Cultures & Traditions


Hinduism is a complex system of beliefs. It incorporates many religious texts and many local and village gods, along with the principle triad of the gods Brahma, Vishnu, and Shiva. Hinduism includes the belief that opposing forces are aspects of one eternal truth, the belief in reincarnation, and the practice of good deeds in hopes of being reborn into a higher caste. Through trade and cultural connections, Hinduism became a major cultural influence in many places throughout Asia, such as Nepal, Bangladesh, Sri Lanka, Indonesia, and Malaysia.

The conventional triad of Hindu deities includes Brahma the Creator, Vishnu the Preserver, and Shiva the Destroyer. In principle, these gods are equal in power and influence, representing three aspects (creation, preservation, and destruction) of One Divine Power.

In one Hindu creation story, Brahma was responsible for all of creation. Hindu cosmology records the time of creation in terms of the days and years of the life of Brahma. His four heads symbolize the four Vedas, Hindu’s oldest scriptures, and the goose or geese he often rides represent knowledge. These themes add to the perception of his role as counselor and teacher of the gods. However, Brahma has lost popularity in the modern era and is rarely worshiped by Hindus today.

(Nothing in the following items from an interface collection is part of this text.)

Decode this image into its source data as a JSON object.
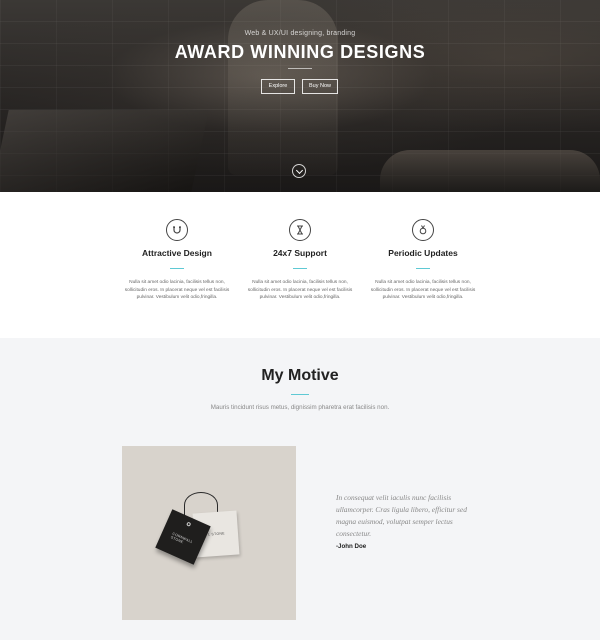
{
  "hero": {
    "subtitle": "Web & UX/UI designing, branding",
    "title": "AWARD WINNING DESIGNS",
    "buttons": {
      "explore": "Explore",
      "buy": "Buy Now"
    },
    "scroll_icon": "chevron-down-circle-icon"
  },
  "features": [
    {
      "icon": "magnet-icon",
      "title": "Attractive Design",
      "text": "Nulla sit amet odio lacinia, facilisis tellus non, sollicitudin eros. In placerat neque vel est facilisis pulvinar. Vestibulum velit odio,fringilla."
    },
    {
      "icon": "hourglass-icon",
      "title": "24x7 Support",
      "text": "Nulla sit amet odio lacinia, facilisis tellus non, sollicitudin eros. In placerat neque vel est facilisis pulvinar. Vestibulum velit odio,fringilla."
    },
    {
      "icon": "medal-icon",
      "title": "Periodic Updates",
      "text": "Nulla sit amet odio lacinia, facilisis tellus non, sollicitudin eros. In placerat neque vel est facilisis pulvinar. Vestibulum velit odio,fringilla."
    }
  ],
  "motive": {
    "title": "My Motive",
    "text": "Mauris tincidunt risus metus, dignissim pharetra erat facilisis non.",
    "photo_brand_back": "L STONE",
    "photo_brand_front": "CORNWALL STONE",
    "quote": "In consequat velit iaculis nunc facilisis ullamcorper. Cras ligula libero, efficitur sed magna euismod, volutpat semper lectus consectetur.",
    "author": "-John Doe"
  },
  "colors": {
    "accent": "#5fc9d4",
    "hero_dark": "#1a1817",
    "section_bg": "#f4f5f7",
    "heading": "#222222"
  }
}
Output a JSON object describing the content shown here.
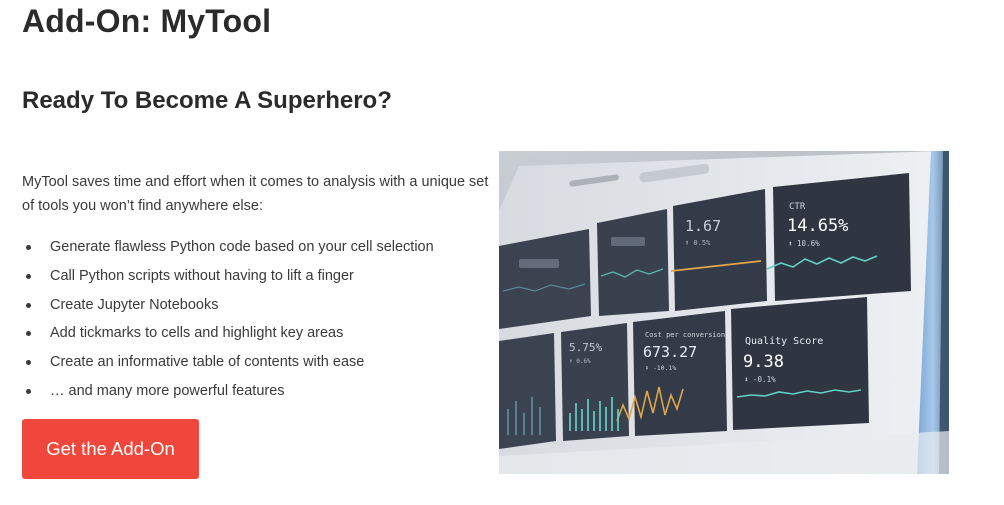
{
  "page": {
    "title": "Add-On: MyTool",
    "heading": "Ready To Become A Superhero?",
    "intro": "MyTool saves time and effort when it comes to analysis with a unique set of tools you won’t find anywhere else:"
  },
  "features": [
    "Generate flawless Python code based on your cell selection",
    "Call Python scripts without having to lift a finger",
    "Create Jupyter Notebooks",
    "Add tickmarks to cells and highlight key areas",
    "Create an informative table of contents with ease",
    "… and many more powerful features"
  ],
  "cta": {
    "label": "Get the Add-On"
  },
  "colors": {
    "accent": "#f0473c",
    "text": "#3a3a3a"
  },
  "image": {
    "panel_ctr": {
      "label": "CTR",
      "value": "14.65%",
      "delta": "⬆ 10.6%"
    },
    "panel_mid": {
      "value": "1.67",
      "delta": "⬆ 0.5%"
    },
    "panel_cost": {
      "label": "Cost per conversion",
      "value": "673.27",
      "delta": "⬇ -10.1%"
    },
    "panel_quality": {
      "label": "Quality Score",
      "value": "9.38",
      "delta": "⬇ -0.1%"
    },
    "panel_small": {
      "value": "5.75%",
      "delta": "⬆ 0.6%"
    }
  }
}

Instead, Devi, a figure who embodies all Hindu goddesses, has become the third most popular figure in the Hindu pantheon of gods and goddesses. Devi is short for Shri Devi, which means “the great goddess.”

Excerpt from
"Hinduism," DMA Connect, 2012.

Related Multimedia

Boshell Family Lecture Series on Archaeology; Dr. Anne Bromberg, the DMA’s Cecil and Ida Green Curator of Ancient and Asian Art, discusses works in the DMA collection that illustrate the Hindu nature of love.
Gallery talk by Melia Belli, Assistant Professor of Art History, The University of Texas at Arlington
Learn about the role of Hinduism in Indian culture.

Web Resources